Another method for understanding the imagery is though the identification of photosynthetically active, healthy green vegetation. Healthy green vegetation absorbs a high percentage of Photosynthetically Active Radiation (PAR) in the visible portion of the EM spectrum - roughly from 0.4 - 0.7µm (or 400 - 700nm).
In healthy green vegetation, chloroplasts in the outer palisade mesophyll layer of the leaves contain the pigment chlorophyll. Chlorophyll pigment controls the plant's absorption of visible light. This absorption is particularly high in the blue (around 0.4 - 0.5µm) and red (0.6 - 0.7µm) portions of the spectrum. The red and blue wavelengths are converted by the chloroplasts into food for the plant. Green light (~ 0.5 - 0.6µm) has a lower absorption rate (therefore higher reflectance), resulting in the overall green appearance of healthy plants. Reflectance percentage (or albedo) in the red and blue wavelengths is generally well below 5%, with green around 10%.
A very different thing happens to the light in the near-infrared (NIR) portion of the spectrum, (~0.7 - 1.1µm). These longer waves penetrate deep into the leaf, and are reflected by the cellular structure of the spongey mesophyll near the back wall of the leaf. Reflectance (or albedo) ranges around 50-60% in the NIR.
If plants become stressed and leaves begin to desiccate less visible light is absorbed to make food and less near-infrared radiation is reflected. Therefore the ratio of reflectance in the visible versus reflectance in the NIR ranges begins to change.
A simple ratio (SR) can be used to describe this:
SR = VIS/NIR
Because red acts as a good proxy for the visible portion of the spectrum as a whole we can use it to rewrite the simple ratio:
SR = R/NIR
To compensate for shadows and variations in slope in some terrains, and to avoid extreme numeric ranges in the result, another index was developed - the Normalized Difference Vegetation Index (NDVI). Here the difference between the NIR and VIS reflectance is divided (or normalized) by the total reflectance in those ranges:
NDVI = (NIR-R)/(NIR+R)
This ratio is calculated on every pixel in the image using the red and NIR bands. The result of this calculation is always a value between -1 and +1. The closer the value is to +1, the more likely the target pixel is healthy photosynthetically active vegetation. The closer it is to 0 or -1, the less likely it is to be healthy vegetation.
NDVI is useful for calculating biomass and primary production. It is also useful for monitoring green-up and green-down, as well as changes in the occurrence times of each over different years.
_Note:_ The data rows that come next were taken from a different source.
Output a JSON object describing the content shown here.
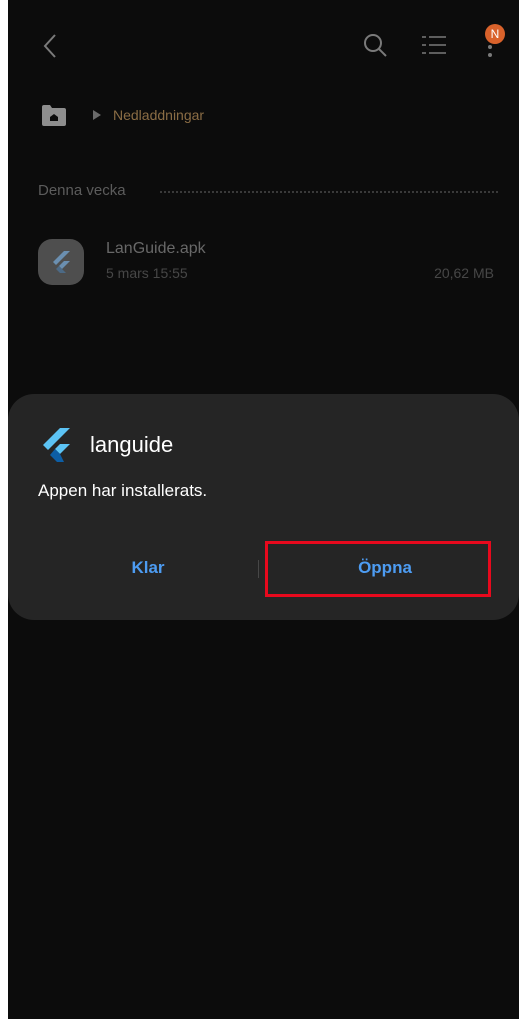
{
  "topbar": {
    "back_icon": "back-chevron-icon",
    "search_icon": "search-icon",
    "list_icon": "list-view-icon",
    "more_icon": "more-vertical-icon",
    "badge_text": "N",
    "badge_color": "#d9622b"
  },
  "breadcrumb": {
    "home_icon": "home-folder-icon",
    "separator_icon": "triangle-right-icon",
    "current": "Nedladdningar",
    "current_color": "#8b6d45"
  },
  "section": {
    "title": "Denna vecka"
  },
  "file": {
    "icon": "flutter-app-icon",
    "name": "LanGuide.apk",
    "date": "5 mars 15:55",
    "size": "20,62 MB"
  },
  "dialog": {
    "app_icon": "flutter-logo-icon",
    "app_name": "languide",
    "message": "Appen har installerats.",
    "done_label": "Klar",
    "open_label": "Öppna",
    "button_color": "#4d9cf2",
    "highlight_color": "#e8091d"
  }
}
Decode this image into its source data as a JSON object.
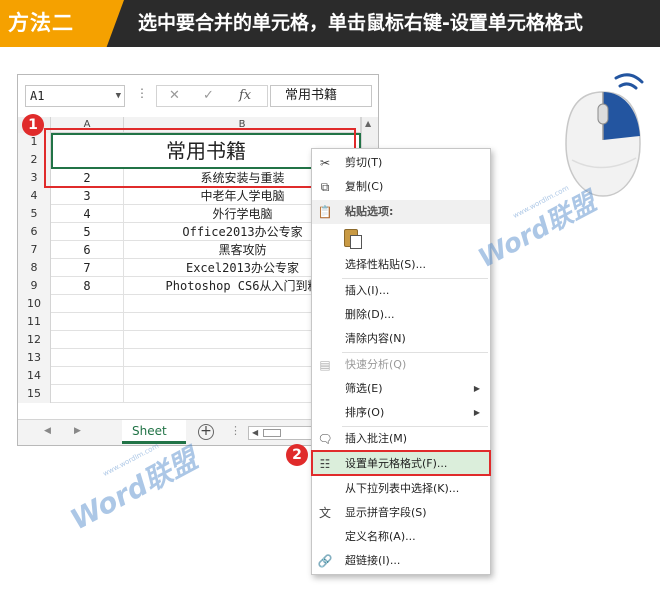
{
  "banner": {
    "tag": "方法二",
    "text": "选中要合并的单元格，单击鼠标右键-设置单元格格式"
  },
  "excel": {
    "name_box": "A1",
    "formula_buttons": [
      "✕",
      "✓",
      "fx"
    ],
    "formula_content": "常用书籍",
    "columns": [
      "A",
      "B"
    ],
    "merged_cell": "常用书籍",
    "rows": [
      {
        "n": "1",
        "a": "",
        "b": ""
      },
      {
        "n": "2",
        "a": "",
        "b": ""
      },
      {
        "n": "3",
        "a": "2",
        "b": "系统安装与重装"
      },
      {
        "n": "4",
        "a": "3",
        "b": "中老年人学电脑"
      },
      {
        "n": "5",
        "a": "4",
        "b": "外行学电脑"
      },
      {
        "n": "6",
        "a": "5",
        "b": "Office2013办公专家"
      },
      {
        "n": "7",
        "a": "6",
        "b": "黑客攻防"
      },
      {
        "n": "8",
        "a": "7",
        "b": "Excel2013办公专家"
      },
      {
        "n": "9",
        "a": "8",
        "b": "Photoshop CS6从入门到精"
      },
      {
        "n": "10",
        "a": "",
        "b": ""
      },
      {
        "n": "11",
        "a": "",
        "b": ""
      },
      {
        "n": "12",
        "a": "",
        "b": ""
      },
      {
        "n": "13",
        "a": "",
        "b": ""
      },
      {
        "n": "14",
        "a": "",
        "b": ""
      },
      {
        "n": "15",
        "a": "",
        "b": ""
      }
    ],
    "sheet_tab": "Sheet"
  },
  "badges": [
    "1",
    "2"
  ],
  "context_menu": {
    "items": [
      {
        "label": "剪切(T)",
        "icon": "scissors-icon"
      },
      {
        "label": "复制(C)",
        "icon": "copy-icon"
      },
      {
        "label": "粘贴选项:",
        "icon": "paste-icon"
      },
      {
        "label": "选择性粘贴(S)..."
      },
      {
        "label": "插入(I)..."
      },
      {
        "label": "删除(D)..."
      },
      {
        "label": "清除内容(N)"
      },
      {
        "label": "快速分析(Q)",
        "icon": "quick-analysis-icon"
      },
      {
        "label": "筛选(E)"
      },
      {
        "label": "排序(O)"
      },
      {
        "label": "插入批注(M)",
        "icon": "comment-icon"
      },
      {
        "label": "设置单元格格式(F)...",
        "icon": "format-cells-icon"
      },
      {
        "label": "从下拉列表中选择(K)..."
      },
      {
        "label": "显示拼音字段(S)",
        "icon": "pinyin-icon"
      },
      {
        "label": "定义名称(A)..."
      },
      {
        "label": "超链接(I)...",
        "icon": "hyperlink-icon"
      }
    ]
  },
  "watermark": {
    "brand": "Word联盟",
    "url": "www.wordlm.com"
  },
  "colors": {
    "banner_bg": "#2b2b2b",
    "banner_tag": "#f5a100",
    "excel_green": "#217346",
    "highlight_red": "#e02b2b",
    "menu_highlight": "#dbeedb",
    "mouse_blue": "#2355a0"
  }
}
NDVI is employed in monitoring drought and desertification as well.
Sources and more information:
NASA/GSFC Remote Sensing Tutorial (RSt), Primary Author: Nicholas M. Short, Sr.
Measuring Vegetation (NDVI & EVI), NASA Earth Observatory,
Introductory Digital Image Processing - A Remote Sensing Perspective, John R. Jensen 2005
Global System Science - ABCs of Digital Earth Watch Software, Lawrence Hall of Science, UC-Berkley